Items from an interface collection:
━━━━━━

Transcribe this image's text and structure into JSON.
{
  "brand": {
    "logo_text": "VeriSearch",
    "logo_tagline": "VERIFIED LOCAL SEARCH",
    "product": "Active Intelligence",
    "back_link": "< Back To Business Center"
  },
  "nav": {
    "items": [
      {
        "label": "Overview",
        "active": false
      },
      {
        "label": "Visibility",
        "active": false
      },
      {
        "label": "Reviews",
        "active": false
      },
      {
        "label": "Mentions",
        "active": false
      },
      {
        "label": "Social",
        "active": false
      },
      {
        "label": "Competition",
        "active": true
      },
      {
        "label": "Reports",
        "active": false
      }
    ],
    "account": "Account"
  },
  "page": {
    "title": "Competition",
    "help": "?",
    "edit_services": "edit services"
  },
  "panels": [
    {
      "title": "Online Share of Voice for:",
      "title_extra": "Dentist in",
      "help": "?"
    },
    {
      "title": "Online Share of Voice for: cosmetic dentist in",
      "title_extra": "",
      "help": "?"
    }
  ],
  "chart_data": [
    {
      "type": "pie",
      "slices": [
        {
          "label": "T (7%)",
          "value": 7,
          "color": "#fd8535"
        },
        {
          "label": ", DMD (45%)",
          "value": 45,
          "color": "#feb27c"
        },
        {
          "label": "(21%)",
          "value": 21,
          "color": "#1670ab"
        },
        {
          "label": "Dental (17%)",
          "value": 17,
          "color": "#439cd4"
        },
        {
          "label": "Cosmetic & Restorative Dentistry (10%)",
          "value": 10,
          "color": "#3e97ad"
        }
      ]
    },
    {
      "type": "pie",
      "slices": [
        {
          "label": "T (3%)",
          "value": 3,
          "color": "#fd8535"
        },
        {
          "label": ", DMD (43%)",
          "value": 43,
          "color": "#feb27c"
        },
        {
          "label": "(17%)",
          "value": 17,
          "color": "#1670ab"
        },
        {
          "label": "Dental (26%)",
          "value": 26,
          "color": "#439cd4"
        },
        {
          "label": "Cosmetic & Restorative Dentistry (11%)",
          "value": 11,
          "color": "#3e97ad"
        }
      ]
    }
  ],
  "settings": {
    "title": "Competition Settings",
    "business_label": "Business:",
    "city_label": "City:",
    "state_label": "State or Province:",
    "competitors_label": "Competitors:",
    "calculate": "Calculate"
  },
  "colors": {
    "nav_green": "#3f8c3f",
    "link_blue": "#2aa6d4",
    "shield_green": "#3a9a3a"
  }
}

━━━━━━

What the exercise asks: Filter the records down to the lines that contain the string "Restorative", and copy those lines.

Written answer:
          "label": "Cosmetic & Restorative Dentistry (10%)",
          "label": "Cosmetic & Restorative Dentistry (11%)",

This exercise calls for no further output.